Imagine for a moment that you have three doors in front of you containing the data your clients have backed up. Behind door number one lies a complicated clutter of data, various files, and unidentifiable information. Behind door number two you have a data desert, with little or no available information. Finally, behind door number three is a perfectly organized system of saving exactly what is needed and disposing of what isn’t. I’m guessing if you had the choice, you’d probably choose door number three, but unfortunately most businesses get stuck with doors one and two.
The challenge surrounding data retention today is that most businesses don’t have appropriate archiving and retention policies in place. As an MSP, this means you can be your clients' strategic advisor and help them understand exactly what their retention requirements are for various business needs and data types. Get started, and use these tips to help ensure your clients’ data is secure, replicated and accessible when needed.
When establishing data retention policies for your clients, here are some key points you should consider. Remember that not all data is created equal – the first step in establishing appropriate retention policies for your clients is to determine which data actually needs to be archived, and for how long.
Step 1: Classification
To strike a balance between what’s optimal for your clients’ business needs vs. cost effectiveness, ask these questions before classifying or deleting data.
- Is the information in question critical for the clients’ business operations?
- Would the information be considered a permanent document of any kind?
- Is the data considered proprietary intellectual property?
- Is the data required for fulfilling any business service level agreements (SLAs)?
- Does the data reflect current, legitimate and useful business information or needs?
Data that fits none of these criteria may be suitable for deletion.
Most data is generally retained for twelve months, with a very small percentage needing to be retained after that time period. Assess value and risk before deleting anything, and take into account cost and storage requirements when choosing to keep anything else. There should be no arbitrary or ambiguous data – everything must be accounted for.
Step 2: Compliance
There is a hierarchy to follow when determining which data must be stored. Ensure data retention policies align with any of the following compliance or regulatory restrictions:

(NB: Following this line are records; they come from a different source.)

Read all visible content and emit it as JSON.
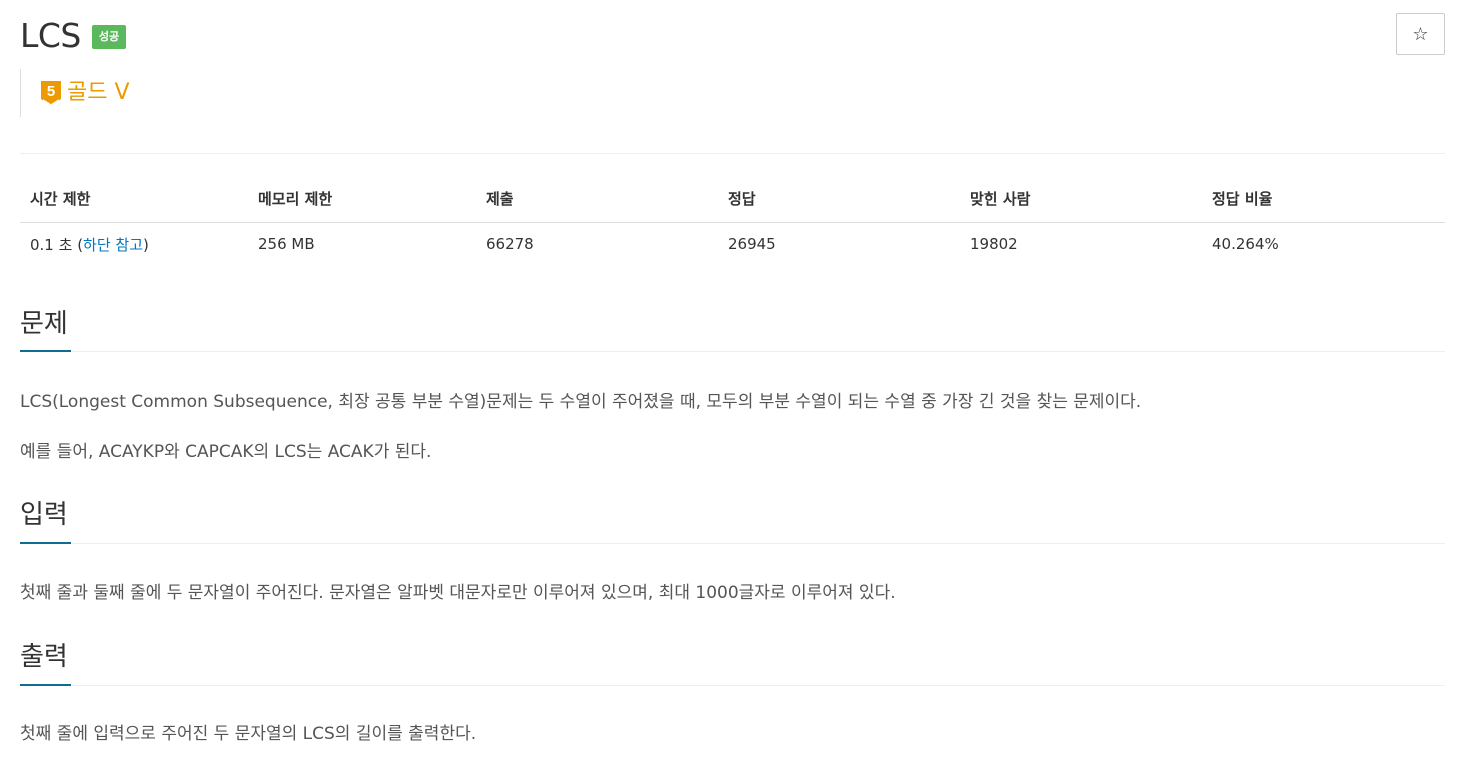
{
  "problem": {
    "title": "LCS",
    "status_badge": "성공",
    "star_icon": "☆",
    "tier": {
      "number": "5",
      "label": "골드 V",
      "color": "#ec9a00"
    }
  },
  "info_table": {
    "headers": [
      "시간 제한",
      "메모리 제한",
      "제출",
      "정답",
      "맞힌 사람",
      "정답 비율"
    ],
    "time_limit_prefix": "0.1 초 (",
    "time_limit_link": "하단 참고",
    "time_limit_suffix": ")",
    "memory_limit": "256 MB",
    "submissions": "66278",
    "accepted": "26945",
    "solvers": "19802",
    "ratio": "40.264%"
  },
  "sections": {
    "problem": {
      "title": "문제",
      "paragraphs": [
        "LCS(Longest Common Subsequence, 최장 공통 부분 수열)문제는 두 수열이 주어졌을 때, 모두의 부분 수열이 되는 수열 중 가장 긴 것을 찾는 문제이다.",
        "예를 들어, ACAYKP와 CAPCAK의 LCS는 ACAK가 된다."
      ]
    },
    "input": {
      "title": "입력",
      "paragraph": "첫째 줄과 둘째 줄에 두 문자열이 주어진다. 문자열은 알파벳 대문자로만 이루어져 있으며, 최대 1000글자로 이루어져 있다."
    },
    "output": {
      "title": "출력",
      "paragraph": "첫째 줄에 입력으로 주어진 두 문자열의 LCS의 길이를 출력한다."
    }
  },
  "colors": {
    "success_badge": "#5cb85c",
    "link": "#0076c0",
    "section_underline": "#0f6d95"
  }
}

Regulatory compliance — whether it’s HIPAA, FINRA, PCI, or other regulatory concerns, know your customers’ verticals, and know the law. What data must be kept (and for how long) can vary significantly from one industry to the next.
Legal concerns — retain any and all data that could be subject to legal discovery or would be needed in legal action should it arise.
Step 3: Deletion
Once you’ve identified data that no longer serves any useful purpose, there’s more to do than simply emptying the desktop recycle bin. Set expiration dates for ALL client data when establishing retention policies (unless it is designated to be retained in perpetuity). When data has exceeded the retention limits, it should be deleted immediately.
Finally, data that is retained must be data that is accessible. Choose a fast and searchable archival method to access data and determine what frequently-used data (if any) should be kept “live” outside of archival applications.